Majorcan Chef Tomeu Caldentey has held his Michelin star since 2004, though his restaurant relocated here, to the hotel Protur Sa Coma Playa, only in May 2009. It’s a slightly odd place – the hotel part of a whole purpose-built complex that takes a little navigating, but once inside it is a beautiful, chic and modern dining room that would grace the most fashionable quarters of London or New York, done in soft, oatmeal tones. Along with Bens D’Aval and Simply Fosh, this was undoubtedly the gastronomic peak of my visit to Majorca. It was also a bit of a bargain. Though we opted for one of the more expensive tasting menus at €58 per person, it is possible to have lunch here for €28 including wine. Indeed, I was delighted that I had decided to add a wine matching flight to our meal, as it included healthy servings of three very good wines, for just an extra €10 per person: an absolute steal. There were also so many little appetisers and pre- courses that it was hard to keep track. To start with little madeleines of olive and cinnamon, a chilled melon soup with mint and a mousse of foie gras with chocolate and crispy, deep fried niblets of corn – all of them delicious. First course proper was a cannelloni of duck and pork, served with mushrooms in a creamy sauce. This was a quite rustic but deeply lovely dish, the earthy flavours of the meat and soft pasta, a little bite to the mushrooms and a sweet edge to the butter-rich sauce. Roast hake with an orange and carrot cream and sweet orange reduction was brilliant, the fish cooked to flaking, alabaster perfection. For my main I chose Iberian pig with coconut and lime sauce, as opposed to the lamb alternative. I was very glad I did, the succulent, juicy meat served on a mound of very fine noodles that had soaked up the cooking juices, and topped with fresh, brilliant flavoured pea shoots. A complimentary cheese course was unusual and inventive, a goat’s cheese ice cream with candied fig and grapes and white truffle foam. Pre-dessert of vanilla ice cream with spices was delightful, before a tasty, textural dish of curd cheese with fresh strawberry sorbet, marinated strawberries and foam and crunchy almond biscuit (right). Throughout the course of the meal was served a fine Verdejo from Rueda, a rich Ribera del Duero (though we were offered a Mallorcan alternative too) and a delicate, sweet Moscatel from Valencia. This with a couple of glasses of excellent CAVA and coffee served with a fabulous array of petit fours including caramel cream, mint cream and various chocolate creations, came to €167. A stunning bargain for this quality, service and all-round experience.

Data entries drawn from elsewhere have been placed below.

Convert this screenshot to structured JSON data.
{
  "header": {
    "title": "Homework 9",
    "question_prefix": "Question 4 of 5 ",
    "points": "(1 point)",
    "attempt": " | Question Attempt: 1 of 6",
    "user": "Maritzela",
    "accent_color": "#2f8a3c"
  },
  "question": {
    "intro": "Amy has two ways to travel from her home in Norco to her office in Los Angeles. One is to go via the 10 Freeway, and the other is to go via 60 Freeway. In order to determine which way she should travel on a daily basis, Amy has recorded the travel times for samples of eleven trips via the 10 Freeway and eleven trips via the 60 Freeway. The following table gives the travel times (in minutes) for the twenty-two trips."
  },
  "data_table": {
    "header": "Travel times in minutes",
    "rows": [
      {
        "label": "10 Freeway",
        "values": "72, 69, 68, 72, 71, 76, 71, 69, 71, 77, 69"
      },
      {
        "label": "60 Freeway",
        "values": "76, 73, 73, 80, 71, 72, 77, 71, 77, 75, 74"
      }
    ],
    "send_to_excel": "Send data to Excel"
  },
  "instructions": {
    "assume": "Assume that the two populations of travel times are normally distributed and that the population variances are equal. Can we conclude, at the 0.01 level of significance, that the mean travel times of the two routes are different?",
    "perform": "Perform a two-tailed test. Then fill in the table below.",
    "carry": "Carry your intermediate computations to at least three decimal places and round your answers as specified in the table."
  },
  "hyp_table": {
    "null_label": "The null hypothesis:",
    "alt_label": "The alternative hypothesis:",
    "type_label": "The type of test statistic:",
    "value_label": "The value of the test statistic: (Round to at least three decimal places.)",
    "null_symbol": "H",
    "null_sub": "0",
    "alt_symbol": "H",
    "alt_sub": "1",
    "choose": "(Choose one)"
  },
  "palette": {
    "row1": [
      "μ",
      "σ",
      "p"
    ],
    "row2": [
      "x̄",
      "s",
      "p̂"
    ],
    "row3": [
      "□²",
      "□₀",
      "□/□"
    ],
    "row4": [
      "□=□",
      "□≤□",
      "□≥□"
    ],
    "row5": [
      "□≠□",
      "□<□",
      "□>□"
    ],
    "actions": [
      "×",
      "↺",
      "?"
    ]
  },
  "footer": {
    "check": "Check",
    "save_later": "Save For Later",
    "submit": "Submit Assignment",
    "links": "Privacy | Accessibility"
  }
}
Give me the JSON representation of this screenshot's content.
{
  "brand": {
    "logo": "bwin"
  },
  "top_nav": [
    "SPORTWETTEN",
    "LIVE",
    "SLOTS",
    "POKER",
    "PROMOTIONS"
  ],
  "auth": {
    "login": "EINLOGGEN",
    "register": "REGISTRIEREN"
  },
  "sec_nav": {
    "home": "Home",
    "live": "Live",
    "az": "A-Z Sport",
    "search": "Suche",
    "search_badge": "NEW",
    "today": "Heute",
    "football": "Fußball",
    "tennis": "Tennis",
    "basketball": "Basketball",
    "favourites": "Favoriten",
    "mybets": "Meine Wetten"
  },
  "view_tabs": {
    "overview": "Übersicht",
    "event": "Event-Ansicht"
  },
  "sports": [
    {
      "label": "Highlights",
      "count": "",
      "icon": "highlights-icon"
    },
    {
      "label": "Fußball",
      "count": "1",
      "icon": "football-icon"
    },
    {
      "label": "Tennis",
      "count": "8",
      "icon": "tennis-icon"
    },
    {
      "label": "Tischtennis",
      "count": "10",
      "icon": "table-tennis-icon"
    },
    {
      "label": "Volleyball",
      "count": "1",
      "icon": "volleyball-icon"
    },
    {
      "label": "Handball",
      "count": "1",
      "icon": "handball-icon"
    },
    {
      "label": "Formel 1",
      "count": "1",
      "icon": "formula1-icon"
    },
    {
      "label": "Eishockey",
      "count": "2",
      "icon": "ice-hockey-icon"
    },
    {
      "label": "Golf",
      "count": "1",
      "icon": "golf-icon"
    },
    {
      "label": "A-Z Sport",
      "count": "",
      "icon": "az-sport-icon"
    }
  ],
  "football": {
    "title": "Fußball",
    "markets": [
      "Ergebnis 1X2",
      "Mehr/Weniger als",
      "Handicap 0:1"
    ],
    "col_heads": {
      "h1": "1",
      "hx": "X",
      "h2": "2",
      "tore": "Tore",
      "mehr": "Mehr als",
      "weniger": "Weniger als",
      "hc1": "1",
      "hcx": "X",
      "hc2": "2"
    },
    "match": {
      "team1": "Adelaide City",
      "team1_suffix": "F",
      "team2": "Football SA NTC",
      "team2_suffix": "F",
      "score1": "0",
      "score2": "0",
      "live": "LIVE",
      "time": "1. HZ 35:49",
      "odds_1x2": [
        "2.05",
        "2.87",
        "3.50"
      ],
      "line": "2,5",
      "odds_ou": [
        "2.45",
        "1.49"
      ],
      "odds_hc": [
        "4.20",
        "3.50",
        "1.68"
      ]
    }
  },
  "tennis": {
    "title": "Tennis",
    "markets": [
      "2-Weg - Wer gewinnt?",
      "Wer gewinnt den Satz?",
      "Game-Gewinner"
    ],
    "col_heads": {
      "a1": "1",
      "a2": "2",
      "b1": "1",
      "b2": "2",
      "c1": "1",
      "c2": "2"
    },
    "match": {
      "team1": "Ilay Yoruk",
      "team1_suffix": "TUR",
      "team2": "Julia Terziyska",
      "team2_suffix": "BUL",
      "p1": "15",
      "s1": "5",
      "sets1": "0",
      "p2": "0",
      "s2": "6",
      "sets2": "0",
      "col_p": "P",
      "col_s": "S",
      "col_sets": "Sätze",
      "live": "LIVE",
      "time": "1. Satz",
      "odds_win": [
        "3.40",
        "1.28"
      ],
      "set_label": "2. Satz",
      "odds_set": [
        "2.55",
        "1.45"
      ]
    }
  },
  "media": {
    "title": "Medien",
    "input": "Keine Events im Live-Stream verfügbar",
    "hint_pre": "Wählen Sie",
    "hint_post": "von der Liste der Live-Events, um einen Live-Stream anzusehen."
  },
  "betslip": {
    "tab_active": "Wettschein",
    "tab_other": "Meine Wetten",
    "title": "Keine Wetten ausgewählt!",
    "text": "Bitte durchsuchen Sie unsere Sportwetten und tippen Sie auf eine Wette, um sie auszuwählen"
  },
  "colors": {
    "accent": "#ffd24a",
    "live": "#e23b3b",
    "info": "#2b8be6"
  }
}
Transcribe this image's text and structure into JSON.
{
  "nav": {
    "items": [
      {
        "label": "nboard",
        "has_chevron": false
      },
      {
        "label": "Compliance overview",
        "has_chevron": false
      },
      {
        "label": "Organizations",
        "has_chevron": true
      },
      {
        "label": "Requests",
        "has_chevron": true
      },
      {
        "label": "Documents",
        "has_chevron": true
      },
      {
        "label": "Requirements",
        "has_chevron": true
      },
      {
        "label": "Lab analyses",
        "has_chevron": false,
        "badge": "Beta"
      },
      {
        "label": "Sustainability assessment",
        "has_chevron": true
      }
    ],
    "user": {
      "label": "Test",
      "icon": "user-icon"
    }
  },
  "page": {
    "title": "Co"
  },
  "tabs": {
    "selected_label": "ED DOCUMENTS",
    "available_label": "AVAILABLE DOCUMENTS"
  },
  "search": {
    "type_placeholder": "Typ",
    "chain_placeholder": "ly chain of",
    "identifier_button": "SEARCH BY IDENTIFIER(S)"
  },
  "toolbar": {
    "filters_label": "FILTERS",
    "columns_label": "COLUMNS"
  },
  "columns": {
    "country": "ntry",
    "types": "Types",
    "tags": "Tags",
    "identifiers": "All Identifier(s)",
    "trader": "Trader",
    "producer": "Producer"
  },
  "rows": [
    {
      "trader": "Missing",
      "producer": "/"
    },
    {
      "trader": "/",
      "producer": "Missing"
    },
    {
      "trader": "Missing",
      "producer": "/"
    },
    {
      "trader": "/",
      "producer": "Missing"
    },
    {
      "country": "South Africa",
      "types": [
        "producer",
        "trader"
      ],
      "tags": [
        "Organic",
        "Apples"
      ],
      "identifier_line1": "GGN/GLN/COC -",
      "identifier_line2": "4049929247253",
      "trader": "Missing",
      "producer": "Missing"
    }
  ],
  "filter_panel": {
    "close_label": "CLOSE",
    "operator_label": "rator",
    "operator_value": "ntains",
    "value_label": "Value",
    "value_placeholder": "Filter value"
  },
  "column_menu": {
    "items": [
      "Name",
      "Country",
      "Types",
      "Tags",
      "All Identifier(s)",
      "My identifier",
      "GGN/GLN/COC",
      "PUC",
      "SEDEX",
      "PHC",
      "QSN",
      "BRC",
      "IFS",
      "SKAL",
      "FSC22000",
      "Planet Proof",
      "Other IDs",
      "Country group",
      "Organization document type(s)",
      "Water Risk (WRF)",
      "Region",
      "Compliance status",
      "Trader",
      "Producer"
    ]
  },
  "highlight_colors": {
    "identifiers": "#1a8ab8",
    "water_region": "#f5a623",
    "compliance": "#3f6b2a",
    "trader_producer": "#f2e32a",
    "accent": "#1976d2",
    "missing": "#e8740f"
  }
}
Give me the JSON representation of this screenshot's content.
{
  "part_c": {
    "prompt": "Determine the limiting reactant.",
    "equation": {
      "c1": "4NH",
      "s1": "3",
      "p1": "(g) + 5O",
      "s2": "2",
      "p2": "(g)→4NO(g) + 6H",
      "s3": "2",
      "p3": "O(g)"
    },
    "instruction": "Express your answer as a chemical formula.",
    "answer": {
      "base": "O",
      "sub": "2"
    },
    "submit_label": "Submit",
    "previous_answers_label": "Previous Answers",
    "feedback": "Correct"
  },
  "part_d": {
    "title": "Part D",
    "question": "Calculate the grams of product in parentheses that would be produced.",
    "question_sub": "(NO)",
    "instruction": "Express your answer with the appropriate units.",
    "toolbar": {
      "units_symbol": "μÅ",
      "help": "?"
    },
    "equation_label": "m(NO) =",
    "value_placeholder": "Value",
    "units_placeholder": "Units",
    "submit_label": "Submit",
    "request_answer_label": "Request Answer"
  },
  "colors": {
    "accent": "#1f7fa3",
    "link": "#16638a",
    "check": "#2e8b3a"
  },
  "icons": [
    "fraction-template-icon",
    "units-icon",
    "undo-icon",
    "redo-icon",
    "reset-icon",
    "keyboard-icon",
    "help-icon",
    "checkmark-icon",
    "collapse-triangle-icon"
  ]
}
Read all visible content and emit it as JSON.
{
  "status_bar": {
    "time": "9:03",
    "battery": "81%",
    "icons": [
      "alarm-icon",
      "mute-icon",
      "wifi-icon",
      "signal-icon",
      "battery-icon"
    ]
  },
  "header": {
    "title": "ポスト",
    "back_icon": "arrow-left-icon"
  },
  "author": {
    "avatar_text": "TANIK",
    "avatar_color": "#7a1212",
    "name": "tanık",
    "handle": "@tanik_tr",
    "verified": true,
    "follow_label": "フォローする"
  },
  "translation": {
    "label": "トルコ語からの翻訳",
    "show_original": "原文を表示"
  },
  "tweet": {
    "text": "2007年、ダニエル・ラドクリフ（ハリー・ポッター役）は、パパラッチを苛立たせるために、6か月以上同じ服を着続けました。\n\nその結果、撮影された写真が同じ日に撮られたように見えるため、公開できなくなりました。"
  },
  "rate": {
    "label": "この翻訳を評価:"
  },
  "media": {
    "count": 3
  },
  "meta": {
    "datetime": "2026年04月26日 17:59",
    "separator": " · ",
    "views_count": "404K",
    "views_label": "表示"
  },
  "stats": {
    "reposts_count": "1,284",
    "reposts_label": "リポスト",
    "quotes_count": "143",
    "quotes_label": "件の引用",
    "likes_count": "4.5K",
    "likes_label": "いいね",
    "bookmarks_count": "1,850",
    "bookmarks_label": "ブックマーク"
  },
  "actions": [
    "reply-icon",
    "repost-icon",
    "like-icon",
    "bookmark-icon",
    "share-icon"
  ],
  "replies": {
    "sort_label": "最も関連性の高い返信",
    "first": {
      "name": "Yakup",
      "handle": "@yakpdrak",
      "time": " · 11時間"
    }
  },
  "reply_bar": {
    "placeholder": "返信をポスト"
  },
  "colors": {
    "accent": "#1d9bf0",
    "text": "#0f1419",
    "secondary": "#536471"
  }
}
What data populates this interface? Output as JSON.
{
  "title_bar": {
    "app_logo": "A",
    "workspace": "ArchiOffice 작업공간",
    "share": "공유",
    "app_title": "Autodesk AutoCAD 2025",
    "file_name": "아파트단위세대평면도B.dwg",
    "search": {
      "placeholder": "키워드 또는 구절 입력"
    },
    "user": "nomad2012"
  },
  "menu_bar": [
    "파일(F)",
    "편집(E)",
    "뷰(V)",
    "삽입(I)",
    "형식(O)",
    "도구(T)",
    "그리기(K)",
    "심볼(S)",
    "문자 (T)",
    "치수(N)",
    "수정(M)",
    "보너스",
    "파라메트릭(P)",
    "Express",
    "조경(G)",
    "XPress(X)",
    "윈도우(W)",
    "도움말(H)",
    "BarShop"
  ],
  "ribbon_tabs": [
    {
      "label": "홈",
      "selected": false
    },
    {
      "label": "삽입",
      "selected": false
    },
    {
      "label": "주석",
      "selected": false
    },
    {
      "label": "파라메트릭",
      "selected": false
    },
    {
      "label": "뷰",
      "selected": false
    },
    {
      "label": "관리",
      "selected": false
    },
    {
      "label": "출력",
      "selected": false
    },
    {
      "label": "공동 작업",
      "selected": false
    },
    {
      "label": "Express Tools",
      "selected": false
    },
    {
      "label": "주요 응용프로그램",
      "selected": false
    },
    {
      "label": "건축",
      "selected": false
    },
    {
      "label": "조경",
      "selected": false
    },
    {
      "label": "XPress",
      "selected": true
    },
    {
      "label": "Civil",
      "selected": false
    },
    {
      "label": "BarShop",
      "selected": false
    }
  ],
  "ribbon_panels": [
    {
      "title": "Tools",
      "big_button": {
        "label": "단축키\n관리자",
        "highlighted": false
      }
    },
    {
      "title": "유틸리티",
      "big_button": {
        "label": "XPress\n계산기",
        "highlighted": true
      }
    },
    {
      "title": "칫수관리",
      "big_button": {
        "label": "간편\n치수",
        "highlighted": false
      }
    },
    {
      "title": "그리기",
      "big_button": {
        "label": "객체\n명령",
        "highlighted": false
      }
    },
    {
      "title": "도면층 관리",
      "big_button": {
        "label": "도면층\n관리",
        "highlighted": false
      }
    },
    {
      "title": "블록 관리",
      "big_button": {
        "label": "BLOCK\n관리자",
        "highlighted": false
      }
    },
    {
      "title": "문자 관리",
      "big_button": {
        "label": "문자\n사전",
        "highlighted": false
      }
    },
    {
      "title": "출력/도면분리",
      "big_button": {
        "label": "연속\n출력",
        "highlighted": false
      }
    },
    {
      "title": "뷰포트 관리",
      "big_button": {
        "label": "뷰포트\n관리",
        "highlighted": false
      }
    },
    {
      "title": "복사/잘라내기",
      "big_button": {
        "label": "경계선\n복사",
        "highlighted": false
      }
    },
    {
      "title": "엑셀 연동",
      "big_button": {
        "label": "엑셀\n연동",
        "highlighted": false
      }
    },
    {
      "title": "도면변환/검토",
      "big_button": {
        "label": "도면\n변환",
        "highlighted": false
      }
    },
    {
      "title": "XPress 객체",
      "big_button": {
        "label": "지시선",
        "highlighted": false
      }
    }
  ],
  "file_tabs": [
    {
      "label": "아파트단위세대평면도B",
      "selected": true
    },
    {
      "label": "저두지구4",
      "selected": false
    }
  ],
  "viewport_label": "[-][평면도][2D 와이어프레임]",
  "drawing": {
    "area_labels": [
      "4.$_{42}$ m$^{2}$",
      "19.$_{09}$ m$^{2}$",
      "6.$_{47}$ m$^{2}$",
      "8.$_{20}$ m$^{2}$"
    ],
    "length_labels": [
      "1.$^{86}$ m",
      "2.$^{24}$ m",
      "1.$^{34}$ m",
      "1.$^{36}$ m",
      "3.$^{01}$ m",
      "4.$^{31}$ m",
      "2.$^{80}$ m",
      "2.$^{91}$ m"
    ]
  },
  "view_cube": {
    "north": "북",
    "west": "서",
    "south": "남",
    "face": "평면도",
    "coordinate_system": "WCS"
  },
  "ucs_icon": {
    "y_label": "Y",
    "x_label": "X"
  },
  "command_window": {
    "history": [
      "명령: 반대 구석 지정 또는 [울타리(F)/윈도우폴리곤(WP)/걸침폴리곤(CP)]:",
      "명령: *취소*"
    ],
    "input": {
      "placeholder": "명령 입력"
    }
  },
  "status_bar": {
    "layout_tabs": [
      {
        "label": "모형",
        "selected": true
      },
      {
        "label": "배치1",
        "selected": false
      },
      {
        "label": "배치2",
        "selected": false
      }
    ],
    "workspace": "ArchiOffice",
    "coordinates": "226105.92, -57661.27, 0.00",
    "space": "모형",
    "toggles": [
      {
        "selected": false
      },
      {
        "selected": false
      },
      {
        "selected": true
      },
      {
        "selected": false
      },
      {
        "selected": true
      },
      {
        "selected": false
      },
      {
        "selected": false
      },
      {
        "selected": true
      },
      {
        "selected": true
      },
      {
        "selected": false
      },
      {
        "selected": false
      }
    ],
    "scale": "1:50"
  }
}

Port de Pollenca: Illa d’Or, Paseo Colan 265. Tel: +34 971 86 51 00
Looking for a lunch spot in this popular beach resort in the island’s northeast corner, I forgot that someone had recommended a place called Iru, and instead headed away from the crowded cafes and bars of the main beach, round the pine walk, to one of the resort’s posher hotels and its open-air terrace that sits right on the water’s edge. A functional, tasty lunch here was made special by the setting and some pretty good, if middle-of-the-road food. My chicken and mushroom risotto was tasty enough and the rice well cooked, whilst the recommended almond cake with strawberry ice cream was a touch dry. With water, coffees and a half bottle of Torres’ Viña Sol, a €50 bill was decent value.
The Michelin starred addresses
Es Moli den Bou, Sa Coma. Tel: +34 971 56 96 63
Chef Tomeu Caldentey Soler
Es Raco des Teix, Deiâ . Tel: +34 971 63 95 01
Chef Joseph Sauerschell
Plat d’Or at Arabella Golf Hotel, Son Vida. Tel: +34 971 787 100
Chef Rafael Sanchez
Bacchus at Read’s Hotel, Santa Maria. Tel: +34 971 140 261
Chef Marc Fosh